Task directions:
Copy out each entry precisely; no image belongs in the result.

Items from a dataset:
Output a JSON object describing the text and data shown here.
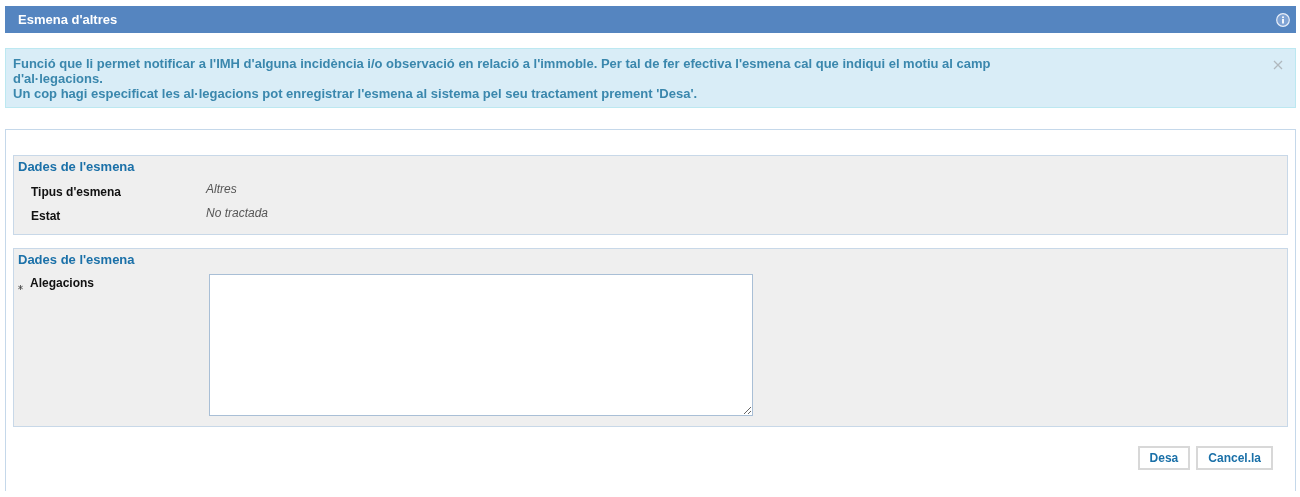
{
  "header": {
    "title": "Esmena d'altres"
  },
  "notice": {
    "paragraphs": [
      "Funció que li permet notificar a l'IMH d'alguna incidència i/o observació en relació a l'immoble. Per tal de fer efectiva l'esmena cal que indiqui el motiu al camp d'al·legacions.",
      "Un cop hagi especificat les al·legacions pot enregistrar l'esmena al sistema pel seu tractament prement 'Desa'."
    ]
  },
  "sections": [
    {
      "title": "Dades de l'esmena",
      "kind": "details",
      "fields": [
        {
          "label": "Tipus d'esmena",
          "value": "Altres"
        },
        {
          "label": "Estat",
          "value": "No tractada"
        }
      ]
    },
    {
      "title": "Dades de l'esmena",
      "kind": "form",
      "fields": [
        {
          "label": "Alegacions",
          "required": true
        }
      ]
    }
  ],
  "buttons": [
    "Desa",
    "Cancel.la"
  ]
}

Your solution:
Output a JSON object describing the text and data shown here.
{
  "header": {
    "title": "Esmena d'altres"
  },
  "notice": {
    "paragraphs": [
      "Funció que li permet notificar a l'IMH d'alguna incidència i/o observació en relació a l'immoble. Per tal de fer efectiva l'esmena cal que indiqui el motiu al camp d'al·legacions.",
      "Un cop hagi especificat les al·legacions pot enregistrar l'esmena al sistema pel seu tractament prement 'Desa'."
    ]
  },
  "sections": [
    {
      "title": "Dades de l'esmena",
      "kind": "details",
      "fields": [
        {
          "label": "Tipus d'esmena",
          "value": "Altres"
        },
        {
          "label": "Estat",
          "value": "No tractada"
        }
      ]
    },
    {
      "title": "Dades de l'esmena",
      "kind": "form",
      "fields": [
        {
          "label": "Alegacions",
          "required": true
        }
      ]
    }
  ],
  "buttons": [
    "Desa",
    "Cancel.la"
  ]
}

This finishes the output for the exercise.